— What to produce —
Starting at the line that contains "Parse this screenshot: output", quote each line exactly through the last line of the entries, both included.

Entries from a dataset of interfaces

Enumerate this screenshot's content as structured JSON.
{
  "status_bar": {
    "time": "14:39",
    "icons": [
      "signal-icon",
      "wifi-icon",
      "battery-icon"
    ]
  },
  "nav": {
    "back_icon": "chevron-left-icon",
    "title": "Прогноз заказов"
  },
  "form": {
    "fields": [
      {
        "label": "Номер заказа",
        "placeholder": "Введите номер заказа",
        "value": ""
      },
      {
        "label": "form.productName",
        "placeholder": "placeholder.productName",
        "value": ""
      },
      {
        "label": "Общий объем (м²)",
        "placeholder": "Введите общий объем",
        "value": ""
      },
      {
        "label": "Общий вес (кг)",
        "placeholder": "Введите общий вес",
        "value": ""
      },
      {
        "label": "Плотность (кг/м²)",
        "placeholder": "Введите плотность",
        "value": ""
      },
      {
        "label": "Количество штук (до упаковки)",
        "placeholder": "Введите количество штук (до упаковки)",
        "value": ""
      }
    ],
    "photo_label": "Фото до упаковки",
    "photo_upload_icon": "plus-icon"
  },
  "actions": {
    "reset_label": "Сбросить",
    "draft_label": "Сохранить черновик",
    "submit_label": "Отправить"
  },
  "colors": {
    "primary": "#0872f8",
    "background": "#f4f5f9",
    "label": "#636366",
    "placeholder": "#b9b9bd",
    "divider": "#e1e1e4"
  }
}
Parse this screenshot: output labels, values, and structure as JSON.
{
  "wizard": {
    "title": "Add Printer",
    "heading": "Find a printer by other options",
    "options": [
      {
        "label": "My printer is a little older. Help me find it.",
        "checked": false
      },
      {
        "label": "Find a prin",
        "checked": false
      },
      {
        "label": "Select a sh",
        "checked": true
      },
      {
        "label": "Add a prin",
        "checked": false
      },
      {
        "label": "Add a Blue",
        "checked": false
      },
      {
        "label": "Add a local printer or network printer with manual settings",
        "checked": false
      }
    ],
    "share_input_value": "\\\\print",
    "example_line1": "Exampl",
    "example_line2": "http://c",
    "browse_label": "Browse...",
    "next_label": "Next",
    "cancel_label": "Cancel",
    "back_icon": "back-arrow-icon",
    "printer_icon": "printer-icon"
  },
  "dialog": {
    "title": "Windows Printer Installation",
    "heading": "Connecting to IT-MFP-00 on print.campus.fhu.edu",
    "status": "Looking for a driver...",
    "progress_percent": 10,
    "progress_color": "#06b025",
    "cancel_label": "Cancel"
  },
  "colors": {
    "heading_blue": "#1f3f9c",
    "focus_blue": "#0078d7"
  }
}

— Your response —
Parse this screenshot: output labels, values, and structure as JSON.
{
  "wizard": {
    "title": "Add Printer",
    "heading": "Find a printer by other options",
    "options": [
      {
        "label": "My printer is a little older. Help me find it.",
        "checked": false
      },
      {
        "label": "Find a prin",
        "checked": false
      },
      {
        "label": "Select a sh",
        "checked": true
      },
      {
        "label": "Add a prin",
        "checked": false
      },
      {
        "label": "Add a Blue",
        "checked": false
      },
      {
        "label": "Add a local printer or network printer with manual settings",
        "checked": false
      }
    ],
    "share_input_value": "\\\\print",
    "example_line1": "Exampl",
    "example_line2": "http://c",
    "browse_label": "Browse...",
    "next_label": "Next",
    "cancel_label": "Cancel",
    "back_icon": "back-arrow-icon",
    "printer_icon": "printer-icon"
  },
  "dialog": {
    "title": "Windows Printer Installation",
    "heading": "Connecting to IT-MFP-00 on print.campus.fhu.edu",
    "status": "Looking for a driver...",
    "progress_percent": 10,
    "progress_color": "#06b025",
    "cancel_label": "Cancel"
  },
  "colors": {
    "heading_blue": "#1f3f9c",
    "focus_blue": "#0078d7"
  }
}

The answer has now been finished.